You can use these Persian shield companion bushes in garden beds or containers. They are shorter than Persian shield plants with a maximum height of just 30 inches tall. Because of their shorter height, they can be planted underneath, around, or in front of your taller plants.

What NOT to Plant with Persian Shield

Persian shield prefers humid and warm conditions. It won’t grow well in dry soil and the leaves can become scorched in direct sunlight in warmer climates. Because of its growing requirements, this plant shouldn’t be grown with drought-tolerant plant species like lavender, coneflowers, or bee balm.

These fast-growing plants can also smother slow-growing plant species like jade plants, or devil’s ivy. It is best to pair them with other plants that grow relatively fast.

Landscaping Ideas for Persian Shield and Companions

Now that you know more about the best companion plants for Persian Shield, it is time to discuss different ways to pair these plants in your landscape. Here is a quick look at some creative ways to pair and use them in your garden or patio.

In Mixed Containers

Persian shields are great for creating interesting planter combinations. This bright plant can be used as a thriller in the middle of a container with a contrasting variety like lambs ear, spurflower, Coleus or dusty miller as a filler plant.

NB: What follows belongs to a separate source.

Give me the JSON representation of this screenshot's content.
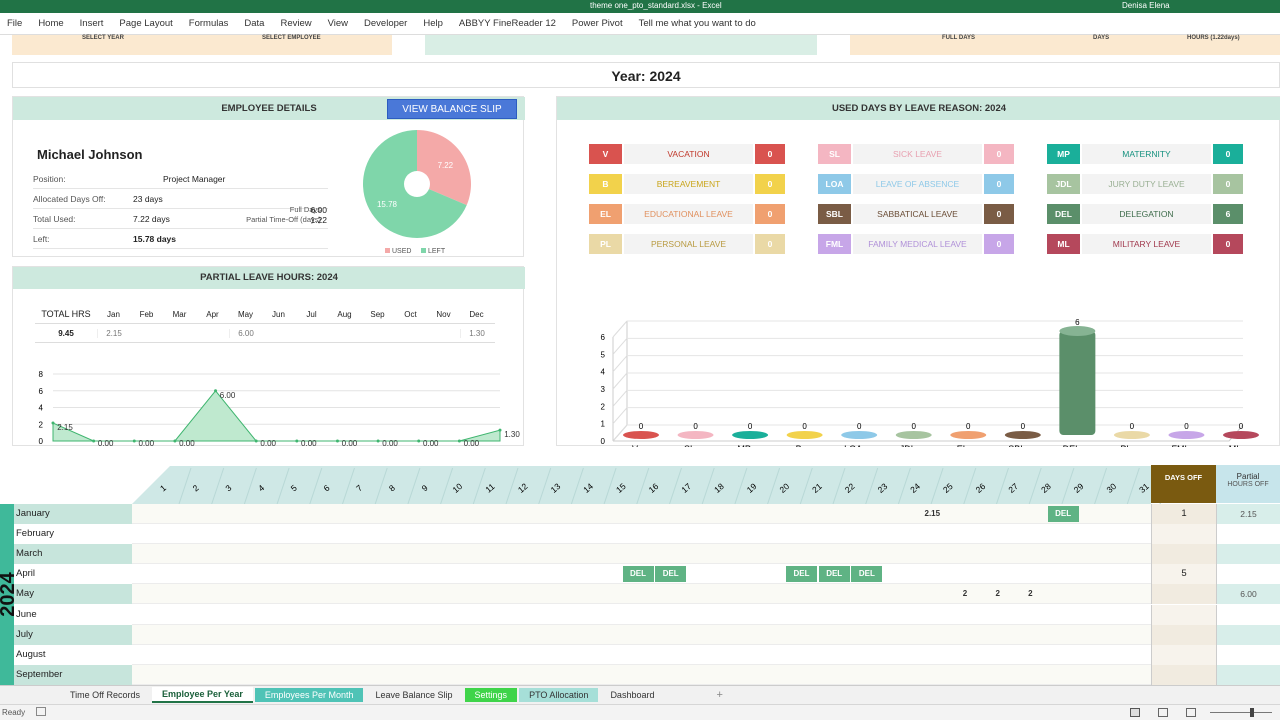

You can then create a dramatic waterfall effect by adding a spiller plant to the combination that can grow over the edge of your hanging baskets or tall containers or simply decorate them indoors as houseplants.

For Bold Contrast Effects

Plant combinations that are in stark contrast with one another always attract a lot of attention. To create lots of bold contrast, you should combine the dark leaves of Persian shield with contrasting foliage plants such as dusty miller or lamb’s ears. You can also pair this dark plant with bold flowering plant-like impatiens to create a striking effect in your garden.

Persian Shield as Ground Cover

The dark leaves of this plant will also look striking if you use it as a ground cover or filler plant underneath a tall bright and bold plant like elephant’s ears, banana tree, or canna lilies.


How to make Persian shield bushier?

To encourage bushier growth in Persian shield plants, pinch back the growing tips regularly to promote branching and encourage lateral growth. Provide bright, indirect light and maintain consistent watering to support healthy foliage development.

Why is my Persian shield dying?

Persian shield plants may decline due to various factors such as underwatering, overwatering, inadequate light, pests, diseases, or environmental stress. Assess the plant’s care routine and growing conditions to identify and address any issues promptly.

Should I mist my Persian shield plant?

Persian shield plants appreciate moderate to high humidity levels, but misting alone may not provide sufficient moisture. Instead, consider placing a humidifier nearby or grouping plants together to create a more humid microclimate. Additionally, avoid misting the leaves directly, as this can encourage fungal diseases.

Can you grow Persian shield from cuttings?

Yes, Persian shield plants can be propagated from stem cuttings. Take 4-6 inch cuttings from healthy stems, remove the lower leaves, and plant them in moist, well-draining soil or a propagation medium. Place the cuttings in a warm, bright location, and they should root within a few weeks.

Final Thoughts

Persian shields are versatile plants that have many applications in the garden. They can look mesmerizing on their own but will look especially good if you pair them with other vivid plants like sweet potato vine plants, dusty miller, lamb’s ears, or spurflowers or you can pair them with colorful flowering plants like impatiens.

We hope that this guide was useful for identifying the best companions to grow with Persian shields so you can create a stunning garden filled with lots of color and charm.

See more:

Scroll to Top